Surprising Facts About Hunting Accidents in Texas
- November 30, 2016
- Personal Injury
In February of 2006, 78-year-old attorney Harry Whittington was hunting quail with some friends in Texas when he went to look for a downed bird. While returning to his group, one person from his party shot at a bird, which was in the same general direction as Whittington, accidentally hitting him in the face, neck and torso.
Whittington was taken to the intensive care unit of Corpus Christi Memorial Hospital, where he was eventually deemed to be in stable condition. Three days later, he suffered a heart attack stemming from the injuries suffered in the incident. Despite the heart attack and a collapsed lung, Whittington survived and, in a bizarre turn of events, publicly apologized to the man who shot him, who was, by the way, the Vice President of the United States – Dick Cheney.

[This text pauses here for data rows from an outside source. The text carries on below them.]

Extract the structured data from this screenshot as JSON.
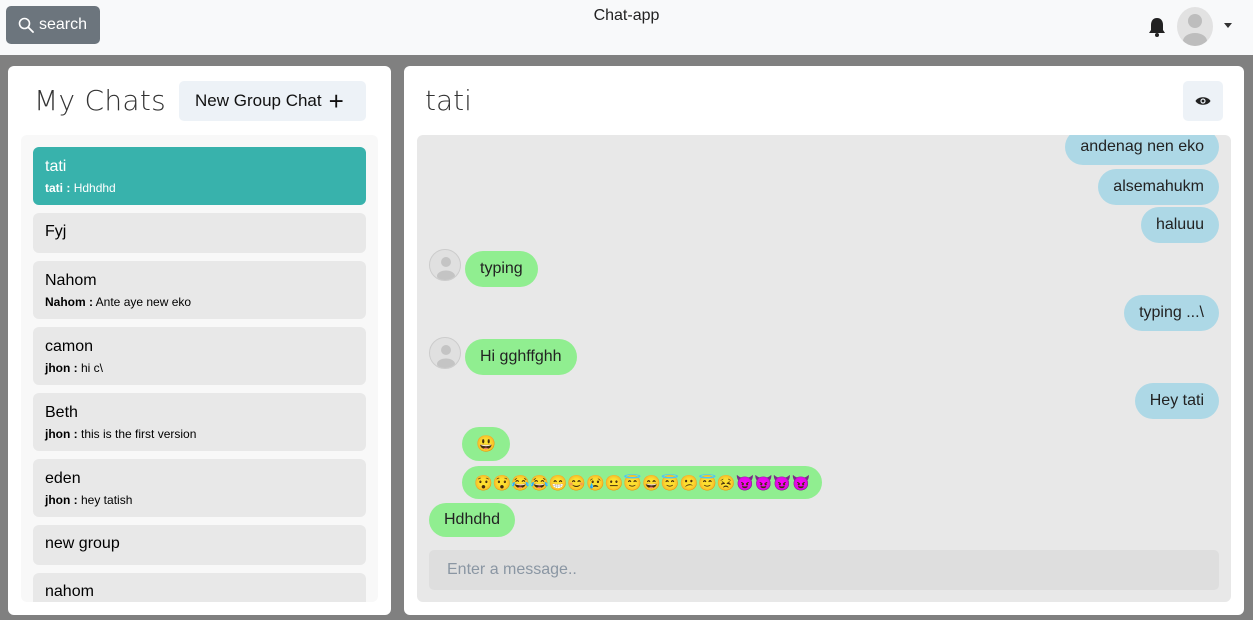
{
  "header": {
    "search_label": "search",
    "app_title": "Chat-app"
  },
  "sidebar": {
    "title": "My Chats",
    "new_group_label": "New Group Chat",
    "chats": [
      {
        "name": "tati",
        "sender": "tati :",
        "message": "Hdhdhd"
      },
      {
        "name": "Fyj"
      },
      {
        "name": "Nahom",
        "sender": "Nahom :",
        "message": "Ante aye new eko"
      },
      {
        "name": "camon",
        "sender": "jhon :",
        "message": "hi c\\"
      },
      {
        "name": "Beth",
        "sender": "jhon :",
        "message": "this is the first version"
      },
      {
        "name": "eden",
        "sender": "jhon :",
        "message": "hey tatish"
      },
      {
        "name": "new group"
      },
      {
        "name": "nahom"
      }
    ]
  },
  "chat": {
    "title": "tati",
    "input_placeholder": "Enter a message..",
    "messages": [
      {
        "text": "andenag nen eko",
        "from": "me"
      },
      {
        "text": "alsemahukm",
        "from": "me"
      },
      {
        "text": "haluuu",
        "from": "me"
      },
      {
        "text": "typing",
        "from": "them"
      },
      {
        "text": "typing ...\\",
        "from": "me"
      },
      {
        "text": "Hi gghffghh",
        "from": "them"
      },
      {
        "text": "Hey tati",
        "from": "me"
      },
      {
        "text": "😃",
        "from": "them"
      },
      {
        "text": "😯😯😂😂😁😊😢😐😇😄😇😕😇😣😈😈😈😈",
        "from": "them"
      },
      {
        "text": "Hdhdhd",
        "from": "them"
      }
    ]
  },
  "colors": {
    "active_chat": "#38b2ac",
    "my_bubble": "#add8e6",
    "their_bubble": "#90ee90"
  }
}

This is perhaps the most famous hunting accident of all time. It has become the punchline for many jokes and the subject of satire in many comedy sketches. The incident was remarkable because it involved one of the most high-profile politicians in the United States, but it was not necessarily a rare occurrence.
Characteristics of Hunting Accidents in Texas
Every year in Texas, there are at least 20 hunting accidents, 10 percent of which are fatal. There are some common, and occasionally surprising, characteristics of hunting accidents that serve as a helpful lesson to all hunters. According to the Texas Parks and Wildlife Department:
- Most of the shooters were not intoxicated at the time of the shooting.
- Most of the shooters had plenty of experience, at least 10 years.
- However, most of the hunters involved had no hunting safety training, and most of the shootings involved a lack in the hunter’s judgment.
- Most of the victims were not wearing hunter orange clothing.
- Most of the incidents involved hunters over the age of 40.
- Incidents were also more likely to occur at dusk, when light was lower and hunters were more likely to be fatigued.
Safer – but Not Safe
The number of new hunting licenses has increased greatly over the last 50 years, from 644,653 in 1966 to 1,180,638 in 2015. Yet, the number of hunting accidents has decreased from 81 in 1966 to 20 in 2015. Safety training and awareness has made hunting significantly safer over the past few decades, but that doesn’t mean it is risk free. In addition to shooting accidents, hunters are at risk in many other ways, including deer or tree-stand falls, mishandling of bows and even heart attacks due to strenuous activity on a hunt. Some causes of hunting-related injuries are more easily anticipated than others, but many can be avoided by safety training and communication with those around you.
Safe Hunting Tips
- Always assume that your weapon is loaded and keep it pointed in a safe direction.
- Be sure of your target before pulling the trigger.
- Keep your finger off the trigger unless you intend to fire your weapon.
- Practice shooting and handling your gun in the off-season.
- If you plan to go hunting alone, always tell someone your plans.
- Wear the appropriate attire – namely hunting orange gear.
- Make sure all tree stands are as secure and safe as possible.
For many Texans, hunting is a tradition that goes back generations. As we head into some of the most popular hunting seasons in our state, make sure that safety is always a top priority.